After hearing the arguments from both sides, the Additional District Judge granted a decree of divorce against which an appeal was filed before the High Court of Punjab. Interestingly, the High Court set aside the decree of divorce, attributing various allegations exchanged between the parties to the wear and tear of marriage and “inflamed passions”. The High Court judge had opined that these were not adequate to knock down the walls of marriage.
Aggrieved, the appellant-husband filed an appeal before the Supreme Court. The respondent-wife, in the meanwhile, expressed consent to continue to staying with the appellant.
What the Supreme Court observed

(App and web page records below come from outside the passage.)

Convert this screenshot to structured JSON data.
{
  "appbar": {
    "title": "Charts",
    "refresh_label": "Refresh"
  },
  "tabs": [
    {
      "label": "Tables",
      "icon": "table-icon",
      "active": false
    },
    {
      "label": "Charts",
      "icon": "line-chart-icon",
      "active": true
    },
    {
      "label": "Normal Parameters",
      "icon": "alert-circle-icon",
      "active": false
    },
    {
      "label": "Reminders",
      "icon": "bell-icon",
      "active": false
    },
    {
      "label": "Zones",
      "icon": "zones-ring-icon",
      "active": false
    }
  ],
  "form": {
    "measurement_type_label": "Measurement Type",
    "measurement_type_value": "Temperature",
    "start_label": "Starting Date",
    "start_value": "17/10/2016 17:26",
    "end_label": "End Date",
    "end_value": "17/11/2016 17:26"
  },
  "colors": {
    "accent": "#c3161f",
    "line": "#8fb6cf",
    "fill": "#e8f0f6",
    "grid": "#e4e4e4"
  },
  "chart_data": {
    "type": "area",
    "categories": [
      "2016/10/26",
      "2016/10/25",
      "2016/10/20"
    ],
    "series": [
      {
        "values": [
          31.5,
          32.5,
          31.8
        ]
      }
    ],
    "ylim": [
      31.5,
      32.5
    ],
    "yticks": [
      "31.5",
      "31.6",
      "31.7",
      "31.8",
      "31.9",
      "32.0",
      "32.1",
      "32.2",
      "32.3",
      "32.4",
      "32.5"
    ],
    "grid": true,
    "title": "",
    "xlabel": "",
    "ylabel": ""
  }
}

The Supreme Court found that the personal relationship between the parties seemed to have been greatly deteriorated and strained. As noted in the judgment,
“… the relationship appears to have deteriorated to such an extent that both parties see little good in each other; though the respondent insists that she wants to stay with the appellant. In our view, this insistence is only to somehow not let a decree of divorce be passed against the respondent. This is only to frustrate the endeavour of the appellant to get a decree of divorce, completely losing sight of the fact that matrimonial relationships require adjustments from both sides, and a willingness to stay together. The mere say of such willingness would not suffice …
… We have noticed above that all endeavours have been made to persuade the parties to live together, which have not succeeded. For that, it would not be appropriate to blame one or the other party, but the fact is that nothing remains in this marriage. The counselor’s report also opines so. The marriage is a dead letter.”
The Bench noted that multiple efforts were made to mediate between the parties, but proved unsuccessful. As a last resort, a counselor was appointed in an attempt to fix the issue. The Court also took serious note of the critical opinion given by a marriage counsellor that,
“… the separation of sixteen (16) years since 2003 had made both the parties bitter and cynical about the relationship and there was no sign of any affection or bonding on either side. The parties apparently had no history of pleasant time and only feelings of resentment arising from the several court cases”
In view of these peculiar facts, the Bench remarked, “on the ground of irretrievable breakdown of marriage, if this is not a fit case to grant divorce, what would be a fit case!”
It went on to eventually hold,
“We are of the view that an end to this marriage would permit the parties to go their own way in life after having spent two decades battling each other, and there can always be hope, even at this age, for a better life, if not together, separately. We, thus, exercising our jurisdiction under Article 142 of the Constitution of India, grant a decree of divorce and dissolve the marriage inter se the parties forthwith.“
The Court concluded on a hopeful note,
“We do believe that not only is the continuity of this marriage fruitless, but it is causing further emotional trauma and disturbance to both the parties. This is even reflected in the manner of responses of the parties in the Court. The sooner this comes to an end, the better it would be, for both the parties. Our only hope is that with the end of these proceedings, which culminate in divorce between the parties, the two sides would see the senselessness of continuing other legal proceedings and make an endeavour to even bring those to an end. “
The Court proceeded to award a decree of divorce and dissolved the marriage in the instant case, invoking its jurisdiction under Article 142. The Court also held that the appellant should continue to pay maintenance of Rs.7,500 per month, although the parties were granted liberty to move appropriate proceedings to enhance or reduce the amount.
[Read the judgment here]